- Refreshments, which can give members a chance to serve as hosts as well as socialize with their fellow members.
- Celebration, which can help members feel good about what they have accomplished or learned.
2. Group decisions/business: 15-20 minutes
The business section should demonstrate democracy in action. Members learn how to express themselves in a group, listen to the views of others, come to a decision either through consensus or parliamentary procedure, and abide by majority rule. A typical business agenda is as follows:
- Call to order
- Pledge of Allegiance and 4-H Pledge
- Roll Call – answering in any way the group decides
- Minutes of the previous meeting
- Treasurer’s report
- Committee reports
- Old business
- New business
3. Program activity/learning: 45-60 minutes
“Learning by doing” is one of the 4-H program’s unique strengths. This is the place for members to give demonstrations, work on project books and participate in tours or community service and other activities. Use a variety of activities to involve members in program planning, self-esteem development and decision making. Ingenuity and creativity can make this section of the meeting interesting and active. Providing work space during project work makes learning easier. Examples of learning opportunities during meetings include:
- Community service activities
- Guest speakers and presentations
- Special programs
- Project work
- Demonstrations and talks
Tips for meeting members and families want to attend
Wether it is the first meeting of the year or the last, club meetings should be a safe and comfortable place for 4-H members and their families. It is important that the Organizational Leader(s) and club officers take intentional steps to create a welcoming environment.
Below are three tips on how to provide the most effective and productive 4-H club experience for youth members. Youth like to be active and take part in the club’s program of activities. Leaders can make it easier for them to participate by “setting the state” for involvement and learning. Consider these three key items:
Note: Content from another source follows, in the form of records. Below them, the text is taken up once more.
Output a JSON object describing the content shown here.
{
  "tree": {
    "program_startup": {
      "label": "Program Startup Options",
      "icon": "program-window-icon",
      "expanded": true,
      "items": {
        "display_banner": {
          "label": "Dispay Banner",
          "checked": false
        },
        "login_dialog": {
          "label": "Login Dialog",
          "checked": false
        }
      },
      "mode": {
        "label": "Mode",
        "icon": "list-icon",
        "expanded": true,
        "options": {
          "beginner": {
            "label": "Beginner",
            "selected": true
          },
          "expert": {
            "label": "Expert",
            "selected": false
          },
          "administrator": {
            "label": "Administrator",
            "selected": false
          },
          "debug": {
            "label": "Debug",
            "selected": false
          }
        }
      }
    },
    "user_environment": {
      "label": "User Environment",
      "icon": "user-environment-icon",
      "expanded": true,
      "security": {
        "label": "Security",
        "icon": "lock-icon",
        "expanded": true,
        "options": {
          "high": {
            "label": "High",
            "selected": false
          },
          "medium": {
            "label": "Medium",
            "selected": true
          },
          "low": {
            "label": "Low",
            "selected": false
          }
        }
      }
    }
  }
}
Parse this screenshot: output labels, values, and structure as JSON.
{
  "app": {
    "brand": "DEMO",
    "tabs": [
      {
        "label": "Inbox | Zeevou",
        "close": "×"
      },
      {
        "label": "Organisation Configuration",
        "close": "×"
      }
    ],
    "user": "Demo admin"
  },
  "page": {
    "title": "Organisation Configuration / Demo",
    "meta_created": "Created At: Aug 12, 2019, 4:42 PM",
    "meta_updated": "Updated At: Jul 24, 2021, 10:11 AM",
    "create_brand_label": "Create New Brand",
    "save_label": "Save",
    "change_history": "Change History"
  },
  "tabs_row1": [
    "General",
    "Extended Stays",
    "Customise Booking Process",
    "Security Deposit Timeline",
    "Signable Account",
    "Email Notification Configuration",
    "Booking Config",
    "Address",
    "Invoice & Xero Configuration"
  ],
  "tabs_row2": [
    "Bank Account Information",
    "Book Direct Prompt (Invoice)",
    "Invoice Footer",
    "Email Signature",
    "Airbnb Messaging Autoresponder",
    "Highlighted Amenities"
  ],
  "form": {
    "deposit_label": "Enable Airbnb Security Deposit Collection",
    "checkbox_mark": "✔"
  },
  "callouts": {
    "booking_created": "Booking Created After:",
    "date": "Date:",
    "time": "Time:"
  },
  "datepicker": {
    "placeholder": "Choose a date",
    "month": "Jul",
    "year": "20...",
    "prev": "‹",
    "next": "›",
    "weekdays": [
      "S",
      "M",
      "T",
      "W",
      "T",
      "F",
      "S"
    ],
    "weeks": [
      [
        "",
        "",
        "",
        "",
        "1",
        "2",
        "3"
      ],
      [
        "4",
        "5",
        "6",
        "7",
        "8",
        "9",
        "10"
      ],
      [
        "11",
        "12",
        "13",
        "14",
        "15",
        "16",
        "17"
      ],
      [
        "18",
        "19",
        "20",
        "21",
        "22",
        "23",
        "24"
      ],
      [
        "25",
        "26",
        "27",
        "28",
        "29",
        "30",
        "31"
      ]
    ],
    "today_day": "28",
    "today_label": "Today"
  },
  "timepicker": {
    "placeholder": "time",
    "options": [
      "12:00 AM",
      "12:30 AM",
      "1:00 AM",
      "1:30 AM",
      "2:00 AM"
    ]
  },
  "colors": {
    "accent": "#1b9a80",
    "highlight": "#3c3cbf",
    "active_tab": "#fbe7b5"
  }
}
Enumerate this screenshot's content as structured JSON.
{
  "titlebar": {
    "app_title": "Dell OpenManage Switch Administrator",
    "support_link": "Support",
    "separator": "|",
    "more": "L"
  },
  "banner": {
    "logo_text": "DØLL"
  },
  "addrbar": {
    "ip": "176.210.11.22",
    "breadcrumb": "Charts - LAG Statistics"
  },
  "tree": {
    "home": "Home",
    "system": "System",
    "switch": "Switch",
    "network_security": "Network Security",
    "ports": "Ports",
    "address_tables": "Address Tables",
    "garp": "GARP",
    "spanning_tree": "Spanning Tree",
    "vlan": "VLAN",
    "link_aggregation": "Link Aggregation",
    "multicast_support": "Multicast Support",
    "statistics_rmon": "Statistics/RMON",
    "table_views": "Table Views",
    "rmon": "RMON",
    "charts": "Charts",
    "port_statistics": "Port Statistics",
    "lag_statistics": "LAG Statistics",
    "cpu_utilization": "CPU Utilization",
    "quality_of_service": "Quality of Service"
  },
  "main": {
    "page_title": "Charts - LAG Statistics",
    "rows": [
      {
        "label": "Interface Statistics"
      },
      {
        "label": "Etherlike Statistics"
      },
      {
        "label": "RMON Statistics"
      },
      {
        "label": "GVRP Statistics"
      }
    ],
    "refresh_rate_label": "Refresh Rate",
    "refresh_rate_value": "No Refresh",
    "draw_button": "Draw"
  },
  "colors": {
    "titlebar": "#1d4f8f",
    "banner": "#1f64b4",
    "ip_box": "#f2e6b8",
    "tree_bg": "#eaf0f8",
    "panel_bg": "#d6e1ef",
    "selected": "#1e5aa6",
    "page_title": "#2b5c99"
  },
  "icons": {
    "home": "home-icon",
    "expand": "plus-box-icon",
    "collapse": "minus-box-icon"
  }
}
- Pleasant meeting place. Ideal meeting places have plenty of light, comfortable temperature and adequate space and facilities for planned activities. Room arrangement is important. Set the room to fit the activities. Members need to see and hear every speaker or person during a group discussion or demonstration. Providing tables and chairs for officers may give them support and confidence. A flip chart or small whiteboard may be a useful tool to record ideas.
- Comfortable atmosphere. Members feel best and gain the most when they are at ease. 4-Hers need opportunities to get to know each other, talk together and build trust. A few ideas to help create positive situations where members feel free to “join in” are get-acquainted games, team-building activities, small group discussion and committee work.
- Feelings of acceptance. Each person wants to be an active part of the group, but sometimes a member needs help. Provide opportunities for members to contribute to the club. Many clubs accomplish this by getting members involved through club officers, committees, demonstrations and talks, community service, fundraisers and group projects. The key is to enable all members to participate with specific jobs and responsibilities.
Planning ahead and being intentional regarding the atmosphere of a 4-H meeting will help in making the members feel welcome as well as insure the success of a meeting. The initial work for a 4-H meeting takes place long before the actual gathering. This plan includes the “who, what, when and where” for club meetings and activities. Who is responsible, what is going to happen, when is it taking place and where is it being held.
Information adapted for Michican State University, "What happens at 4-H club meetings?", Janelle Stewart, Michigan State University Extension -
Need some help with your club? Use this parent survey to learn more about the parents in your club and how their specific skills might help with club activities.
Visit the volunteer page for general information about Montana 4-H Volunteers.